As I snapped away, he literally tossed a latex glove on the counter in front of me and said, “Do you want to eat some while you take your photos?” WHAT!!!!!?????? You should have seen my face. I just looked at him and said, “Now?! I can just eat them?!” to which he replied, “Yeah, take whatever you want.” On the 0-10 scale of awesomeness, this was approximately a 73. I know a lot of you would kill to have this opportunity. With that in mind, I ate 20 of each flavor right then and there, as not to waste the once-in-a-lifetime experience. Or maybe I only had 6. The point is . . . at that moment, I was the luckiest pastry lover on earth.
It’s a little tricky to take photos of your own hand feverishly snatching macarons, but this had to be committed to film. This was a true ******* Kodak moment, if ever there was one.
Every single one of the guys in this lineup was found guilty of scrumtrulescence and hastily devoured….
Even after all those macaron shots, I still hadn’t finished the shoot. Pain de Sucre is famous for their pastries and macarons, but they’re also renowned for their marshmallows. Coconut, rose, pistachio, fleur d’oranger, and on-and-on. I don’t know about you, but I love this idea of gigantic glass jars full of huge gourmet ‘mallows.
Remember the first pastry shot I showed you – the one from the usual customer’s point of view? Well, here are the same rows of tartes and domes, the way we get to see them, my friends. Much as I had done on my visit to Carl Marletti’s shop, I made sure to poke my finger in each and declare them all , “MINE!” It was just my way of showing my enthusiasm for Monsieur Mathray and Madame Robert’s work
Here’s an equally loveable angle on the same treats…
This is how Madame Robert and Monsieur Mathray see Pain de Sucre. Can you imagine being tempted like that all day? For me, it would be like a cocaine addict working on a coca plantation. I’d weigh 700 pounds within a year.

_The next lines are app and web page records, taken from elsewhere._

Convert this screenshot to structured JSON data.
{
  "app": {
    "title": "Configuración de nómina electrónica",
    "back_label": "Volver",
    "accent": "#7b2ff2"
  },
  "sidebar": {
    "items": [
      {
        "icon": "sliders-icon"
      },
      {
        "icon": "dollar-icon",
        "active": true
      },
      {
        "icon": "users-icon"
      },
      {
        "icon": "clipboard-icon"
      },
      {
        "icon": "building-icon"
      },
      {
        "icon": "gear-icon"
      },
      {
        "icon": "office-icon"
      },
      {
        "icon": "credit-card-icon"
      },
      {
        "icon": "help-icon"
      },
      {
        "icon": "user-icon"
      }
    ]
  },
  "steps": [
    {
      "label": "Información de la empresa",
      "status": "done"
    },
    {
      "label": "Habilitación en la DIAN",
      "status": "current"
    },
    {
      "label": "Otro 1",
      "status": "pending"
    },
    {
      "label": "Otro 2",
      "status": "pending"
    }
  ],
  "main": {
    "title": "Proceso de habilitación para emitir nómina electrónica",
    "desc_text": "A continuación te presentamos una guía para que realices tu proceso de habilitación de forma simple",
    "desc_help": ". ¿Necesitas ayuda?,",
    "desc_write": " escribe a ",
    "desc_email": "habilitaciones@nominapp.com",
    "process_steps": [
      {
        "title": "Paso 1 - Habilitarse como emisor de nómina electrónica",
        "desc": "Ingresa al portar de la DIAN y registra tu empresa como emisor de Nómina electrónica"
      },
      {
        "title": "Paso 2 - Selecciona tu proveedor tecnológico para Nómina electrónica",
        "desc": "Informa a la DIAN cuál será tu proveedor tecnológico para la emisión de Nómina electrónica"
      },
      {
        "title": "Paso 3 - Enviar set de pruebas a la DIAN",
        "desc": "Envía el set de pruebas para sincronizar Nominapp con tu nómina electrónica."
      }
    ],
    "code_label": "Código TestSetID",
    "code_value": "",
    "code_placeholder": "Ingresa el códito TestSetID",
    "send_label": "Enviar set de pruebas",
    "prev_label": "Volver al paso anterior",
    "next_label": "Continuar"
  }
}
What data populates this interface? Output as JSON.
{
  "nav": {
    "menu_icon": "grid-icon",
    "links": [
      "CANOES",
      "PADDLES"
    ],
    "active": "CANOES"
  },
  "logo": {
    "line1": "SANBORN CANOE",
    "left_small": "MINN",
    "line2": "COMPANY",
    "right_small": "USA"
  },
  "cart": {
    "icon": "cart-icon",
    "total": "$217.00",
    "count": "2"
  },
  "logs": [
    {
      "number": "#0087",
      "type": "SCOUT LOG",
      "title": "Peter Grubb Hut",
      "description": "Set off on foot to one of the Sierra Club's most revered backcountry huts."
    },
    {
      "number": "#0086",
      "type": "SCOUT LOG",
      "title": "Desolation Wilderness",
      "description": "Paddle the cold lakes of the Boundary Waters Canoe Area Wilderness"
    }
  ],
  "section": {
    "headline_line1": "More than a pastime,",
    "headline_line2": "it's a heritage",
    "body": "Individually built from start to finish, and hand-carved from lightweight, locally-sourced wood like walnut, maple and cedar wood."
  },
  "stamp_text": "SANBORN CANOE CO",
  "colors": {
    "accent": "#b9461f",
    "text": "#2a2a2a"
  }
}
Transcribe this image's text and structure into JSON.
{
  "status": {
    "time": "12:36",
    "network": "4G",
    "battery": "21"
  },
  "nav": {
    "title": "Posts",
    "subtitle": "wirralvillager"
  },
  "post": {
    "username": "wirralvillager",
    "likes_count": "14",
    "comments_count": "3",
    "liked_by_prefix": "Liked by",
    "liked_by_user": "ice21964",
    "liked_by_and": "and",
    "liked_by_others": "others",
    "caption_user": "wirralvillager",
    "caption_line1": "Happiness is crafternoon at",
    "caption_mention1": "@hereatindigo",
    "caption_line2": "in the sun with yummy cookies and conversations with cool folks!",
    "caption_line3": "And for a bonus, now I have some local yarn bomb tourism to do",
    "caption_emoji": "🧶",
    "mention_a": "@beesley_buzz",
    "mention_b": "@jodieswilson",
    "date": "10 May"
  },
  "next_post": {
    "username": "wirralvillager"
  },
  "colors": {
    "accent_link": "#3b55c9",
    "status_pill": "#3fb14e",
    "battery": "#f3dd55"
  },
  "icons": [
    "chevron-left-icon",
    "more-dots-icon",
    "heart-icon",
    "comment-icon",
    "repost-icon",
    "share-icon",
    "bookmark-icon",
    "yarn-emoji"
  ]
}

The last thing I should point out in Pain de Sucre is their enormous wall of fine preserves. After you’ve sampled a few of those, you could never go back to Smuckers again Of course, anyone reading this probably ditched them long ago.
Visually delighted and stuffed with an assortment of macarons, it was time to head out. I took one last look at that insanely cool ceiling…
I said goodbye to animals in the chocolate zoo. They said goodbye to me…
After giving my thanks for the unprecedented access and buying “a few” pastries for my walk home, I turned and popped off a final shot of Monsieur Mathray hard at work filling orders.
And I bid adieu to the amazing Pain de Sucre. Oh, but don’t worry . . . I’ll be making plenty of return visits in 2011. In fact, Madame Robert and Monsieur Mathray have even invited me to photograph them at work, crafting their goodies. They wanted to do the shoot now in September, but since I left at the end of July, we decided we’d do an interview to tide all of you over. So keep an eye out for the that later this year or early next. I have other pâtisserie tours, interviews, and in-kitchen sessions to amuse you with until then.
After seeing all of this, I’m sure I’ve instantly sown the seeds of Pain de Sucre obsession in the lives of a few thousand people. If so, mission accomplished. Without question, it is one of Paris’ grandes pâtisseries.
Pain de Sucre
14 Rue Rambuteau
75003 Paris, France
01 45 74 68 92
Become a Fan: Pain de Sucre’s Facebook Fan Page
Become a Friend: Pain de Sucre’s Facebook Friend Page